According to the artist, no concern about cockroaches has been raised. "They are welcome," he said. "Imagine what this looks like from the point of view of an insect."

He added that his cheese exhibits had never attracted a mouse. "Too much cheese," he said. "It would have overwhelmed them."

At noon, Cavallaro, a burly man with long unkempt hair and a beard, was busy working a chrome meat slicer, similar to one he had used as a youth, working summers in his mother's delicatessen. "I was a good slicer back then," he said looking straight ahead as he flipped a handful of sliced ham behind him onto a growing mound rising from the white sheets.

Outside, pedestrians stopped to peer in through the glass. Some called the project a waste of food. But nearby delis were said to be picking up business because the mounds of meat seemed to trigger appetites.

Cavallaro, 41, the son of immigrants from southern Italy, grew up in Montreal and now lives in Brooklyn (search).

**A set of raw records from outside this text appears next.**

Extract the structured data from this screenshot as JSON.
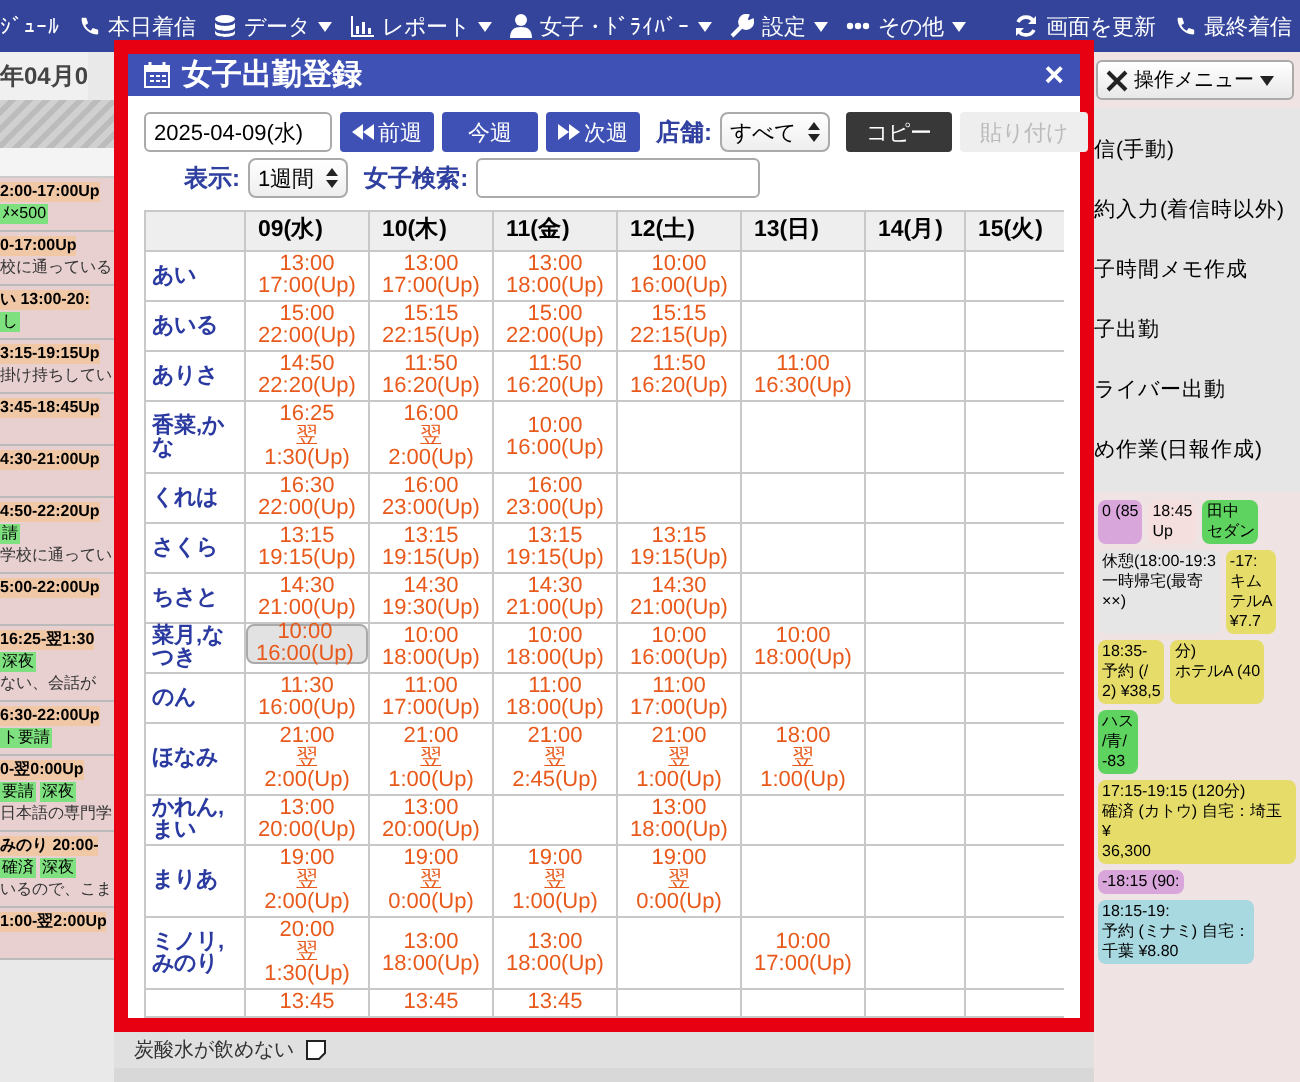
{
  "nav": {
    "items": [
      {
        "label": "ｼﾞｭｰﾙ",
        "dropdown": false
      },
      {
        "label": "本日着信",
        "dropdown": false
      },
      {
        "label": "データ",
        "dropdown": true
      },
      {
        "label": "レポート",
        "dropdown": true
      },
      {
        "label": "女子・ﾄﾞﾗｲﾊﾞｰ",
        "dropdown": true
      },
      {
        "label": "設定",
        "dropdown": true
      },
      {
        "label": "その他",
        "dropdown": true
      }
    ],
    "right_items": [
      {
        "label": "画面を更新"
      },
      {
        "label": "最終着信"
      }
    ]
  },
  "left": {
    "heading": "年04月0",
    "entries": [
      {
        "time": "2:00-17:00Up",
        "tags": [
          "ﾒ×500"
        ]
      },
      {
        "time": "0-17:00Up",
        "note": "校に通っている"
      },
      {
        "time": "い 13:00-20:",
        "tags": [
          "し"
        ]
      },
      {
        "time": "3:15-19:15Up",
        "note": "掛け持ちしてい"
      },
      {
        "time": "3:45-18:45Up"
      },
      {
        "time": "4:30-21:00Up"
      },
      {
        "time": "4:50-22:20Up",
        "tags": [
          "請"
        ],
        "note": "学校に通ってい"
      },
      {
        "time": "5:00-22:00Up"
      },
      {
        "time": "16:25-翌1:30",
        "tags": [
          "深夜"
        ],
        "note": "ない、会話が"
      },
      {
        "time": "6:30-22:00Up",
        "tags": [
          "ト要請"
        ]
      },
      {
        "time": "0-翌0:00Up",
        "tags": [
          "要請",
          "深夜"
        ],
        "note": "日本語の専門学"
      },
      {
        "time": "みのり 20:00-",
        "tags": [
          "確済",
          "深夜"
        ],
        "note": "いるので、こま"
      },
      {
        "time": "1:00-翌2:00Up"
      }
    ]
  },
  "modal": {
    "title": "女子出勤登録",
    "close": "×",
    "date": "2025-04-09(水)",
    "week_buttons": [
      {
        "label": "前週",
        "kind": "prev"
      },
      {
        "label": "今週",
        "kind": "current"
      },
      {
        "label": "次週",
        "kind": "next"
      }
    ],
    "store": {
      "label": "店舗:",
      "value": "すべて"
    },
    "actions": [
      {
        "label": "コピー",
        "disabled": false
      },
      {
        "label": "貼り付け",
        "disabled": true
      }
    ],
    "view": {
      "label": "表示:",
      "value": "1週間"
    },
    "search": {
      "label": "女子検索:"
    },
    "table": {
      "columns": [
        "09(水)",
        "10(木)",
        "11(金)",
        "12(土)",
        "13(日)",
        "14(月)",
        "15(火)"
      ],
      "rows": [
        {
          "name": "あい",
          "cells": [
            {
              "lines": [
                "13:00",
                "17:00(Up)"
              ],
              "selected": false
            },
            {
              "lines": [
                "13:00",
                "17:00(Up)"
              ],
              "selected": false
            },
            {
              "lines": [
                "13:00",
                "18:00(Up)"
              ],
              "selected": false
            },
            {
              "lines": [
                "10:00",
                "16:00(Up)"
              ],
              "selected": false
            },
            null,
            null,
            null
          ]
        },
        {
          "name": "あいる",
          "cells": [
            {
              "lines": [
                "15:00",
                "22:00(Up)"
              ],
              "selected": false
            },
            {
              "lines": [
                "15:15",
                "22:15(Up)"
              ],
              "selected": false
            },
            {
              "lines": [
                "15:00",
                "22:00(Up)"
              ],
              "selected": false
            },
            {
              "lines": [
                "15:15",
                "22:15(Up)"
              ],
              "selected": false
            },
            null,
            null,
            null
          ]
        },
        {
          "name": "ありさ",
          "cells": [
            {
              "lines": [
                "14:50",
                "22:20(Up)"
              ],
              "selected": false
            },
            {
              "lines": [
                "11:50",
                "16:20(Up)"
              ],
              "selected": false
            },
            {
              "lines": [
                "11:50",
                "16:20(Up)"
              ],
              "selected": false
            },
            {
              "lines": [
                "11:50",
                "16:20(Up)"
              ],
              "selected": false
            },
            {
              "lines": [
                "11:00",
                "16:30(Up)"
              ],
              "selected": false
            },
            null,
            null
          ]
        },
        {
          "name": "香菜,かな",
          "cells": [
            {
              "lines": [
                "16:25",
                "翌",
                "1:30(Up)"
              ],
              "selected": false
            },
            {
              "lines": [
                "16:00",
                "翌",
                "2:00(Up)"
              ],
              "selected": false
            },
            {
              "lines": [
                "10:00",
                "16:00(Up)"
              ],
              "selected": false
            },
            null,
            null,
            null,
            null
          ]
        },
        {
          "name": "くれは",
          "cells": [
            {
              "lines": [
                "16:30",
                "22:00(Up)"
              ],
              "selected": false
            },
            {
              "lines": [
                "16:00",
                "23:00(Up)"
              ],
              "selected": false
            },
            {
              "lines": [
                "16:00",
                "23:00(Up)"
              ],
              "selected": false
            },
            null,
            null,
            null,
            null
          ]
        },
        {
          "name": "さくら",
          "cells": [
            {
              "lines": [
                "13:15",
                "19:15(Up)"
              ],
              "selected": false
            },
            {
              "lines": [
                "13:15",
                "19:15(Up)"
              ],
              "selected": false
            },
            {
              "lines": [
                "13:15",
                "19:15(Up)"
              ],
              "selected": false
            },
            {
              "lines": [
                "13:15",
                "19:15(Up)"
              ],
              "selected": false
            },
            null,
            null,
            null
          ]
        },
        {
          "name": "ちさと",
          "cells": [
            {
              "lines": [
                "14:30",
                "21:00(Up)"
              ],
              "selected": false
            },
            {
              "lines": [
                "14:30",
                "19:30(Up)"
              ],
              "selected": false
            },
            {
              "lines": [
                "14:30",
                "21:00(Up)"
              ],
              "selected": false
            },
            {
              "lines": [
                "14:30",
                "21:00(Up)"
              ],
              "selected": false
            },
            null,
            null,
            null
          ]
        },
        {
          "name": "菜月,なつき",
          "cells": [
            {
              "lines": [
                "10:00",
                "16:00(Up)"
              ],
              "selected": true
            },
            {
              "lines": [
                "10:00",
                "18:00(Up)"
              ],
              "selected": false
            },
            {
              "lines": [
                "10:00",
                "18:00(Up)"
              ],
              "selected": false
            },
            {
              "lines": [
                "10:00",
                "16:00(Up)"
              ],
              "selected": false
            },
            {
              "lines": [
                "10:00",
                "18:00(Up)"
              ],
              "selected": false
            },
            null,
            null
          ]
        },
        {
          "name": "のん",
          "cells": [
            {
              "lines": [
                "11:30",
                "16:00(Up)"
              ],
              "selected": false
            },
            {
              "lines": [
                "11:00",
                "17:00(Up)"
              ],
              "selected": false
            },
            {
              "lines": [
                "11:00",
                "18:00(Up)"
              ],
              "selected": false
            },
            {
              "lines": [
                "11:00",
                "17:00(Up)"
              ],
              "selected": false
            },
            null,
            null,
            null
          ]
        },
        {
          "name": "ほなみ",
          "cells": [
            {
              "lines": [
                "21:00",
                "翌",
                "2:00(Up)"
              ],
              "selected": false
            },
            {
              "lines": [
                "21:00",
                "翌",
                "1:00(Up)"
              ],
              "selected": false
            },
            {
              "lines": [
                "21:00",
                "翌",
                "2:45(Up)"
              ],
              "selected": false
            },
            {
              "lines": [
                "21:00",
                "翌",
                "1:00(Up)"
              ],
              "selected": false
            },
            {
              "lines": [
                "18:00",
                "翌",
                "1:00(Up)"
              ],
              "selected": false
            },
            null,
            null
          ]
        },
        {
          "name": "かれん,まい",
          "cells": [
            {
              "lines": [
                "13:00",
                "20:00(Up)"
              ],
              "selected": false
            },
            {
              "lines": [
                "13:00",
                "20:00(Up)"
              ],
              "selected": false
            },
            null,
            {
              "lines": [
                "13:00",
                "18:00(Up)"
              ],
              "selected": false
            },
            null,
            null,
            null
          ]
        },
        {
          "name": "まりあ",
          "cells": [
            {
              "lines": [
                "19:00",
                "翌",
                "2:00(Up)"
              ],
              "selected": false
            },
            {
              "lines": [
                "19:00",
                "翌",
                "0:00(Up)"
              ],
              "selected": false
            },
            {
              "lines": [
                "19:00",
                "翌",
                "1:00(Up)"
              ],
              "selected": false
            },
            {
              "lines": [
                "19:00",
                "翌",
                "0:00(Up)"
              ],
              "selected": false
            },
            null,
            null,
            null
          ]
        },
        {
          "name": "ミノリ,みのり",
          "cells": [
            {
              "lines": [
                "20:00",
                "翌",
                "1:30(Up)"
              ],
              "selected": false
            },
            {
              "lines": [
                "13:00",
                "18:00(Up)"
              ],
              "selected": false
            },
            {
              "lines": [
                "13:00",
                "18:00(Up)"
              ],
              "selected": false
            },
            null,
            {
              "lines": [
                "10:00",
                "17:00(Up)"
              ],
              "selected": false
            },
            null,
            null
          ]
        },
        {
          "cells": [
            {
              "lines": [
                "13:45"
              ],
              "selected": false
            },
            {
              "lines": [
                "13:45"
              ],
              "selected": false
            },
            {
              "lines": [
                "13:45"
              ],
              "selected": false
            },
            null,
            null,
            null,
            null
          ]
        }
      ]
    }
  },
  "bottom_note": "炭酸水が飲めない",
  "right": {
    "menu_button": "操作メニュー",
    "menu_items": [
      "信(手動)",
      "約入力(着信時以外)",
      "子時間メモ作成",
      "子出勤",
      "ライバー出動",
      "め作業(日報作成)"
    ],
    "events": [
      {
        "lines": [
          "0 (85"
        ],
        "color": "#d9a6dc"
      },
      {
        "lines": [
          "18:45",
          "Up"
        ],
        "color": "#f4dede"
      },
      {
        "lines": [
          "田中",
          "セダン"
        ],
        "color": "#5fd35f"
      },
      {
        "lines": [
          "休憩(18:00-19:3",
          "一時帰宅(最寄",
          "××)"
        ],
        "color": "#e6e6e6"
      },
      {
        "lines": [
          "-17:",
          "キム",
          "テルA",
          "¥7.7"
        ],
        "color": "#e6dc6a"
      },
      {
        "lines": [
          "18:35-",
          "予約 (/",
          "2) ¥38,5"
        ],
        "color": "#e6dc6a"
      },
      {
        "lines": [
          "分)",
          "ホテルA (40"
        ],
        "color": "#e6dc6a"
      },
      {
        "lines": [
          "ハス",
          "/青/",
          "-83"
        ],
        "color": "#5fd35f"
      },
      {
        "lines": [
          "17:15-19:15 (120分)",
          "確済 (カトウ) 自宅：埼玉 ¥",
          "36,300"
        ],
        "color": "#e6dc6a"
      },
      {
        "lines": [
          "-18:15 (90:"
        ],
        "color": "#d9a6dc"
      },
      {
        "lines": [
          "18:15-19:",
          "予約 (ミナミ) 自宅：",
          "千葉 ¥8.80"
        ],
        "color": "#a8d8e0"
      }
    ]
  }
}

He asked his mother, who still lives in Montreal, not to attend the installation. "She would want to get in on the act," he said. But his father, a metal worker who died two years ago, was less amused by his work.

"His father never let him play," said longtime girlfriend Sarah Jacobs. "That's why he started with the cheese."

Sliced ham, Cavallaro said, is "a pure form of America: all kinds of parts, boiled and pressed together."

Despite his training in an Italian art school, he said he had rejected Prosciutto (search) — "It would have been pompous." He also shelved an idea to do ham and eggs as "too pretentious, too thought out."

But he thinks he will always come back to food as a medium. "The smells bring you back to unexpected places," he said. "It's very special."

Gallery director Matthew Semler said he booked the exhibit for the fun of it. "This isn't work, it's play. That's what Cos does," he said, referring to the artist.

Cavallaro says his cheese period ended two years ago, after he had sprayed five tons of pepper jack over a vacant house in Powell, Wyo.

"I was cloaking myself in cheese. I had started getting comfortable," he explained. "I always need new boundaries."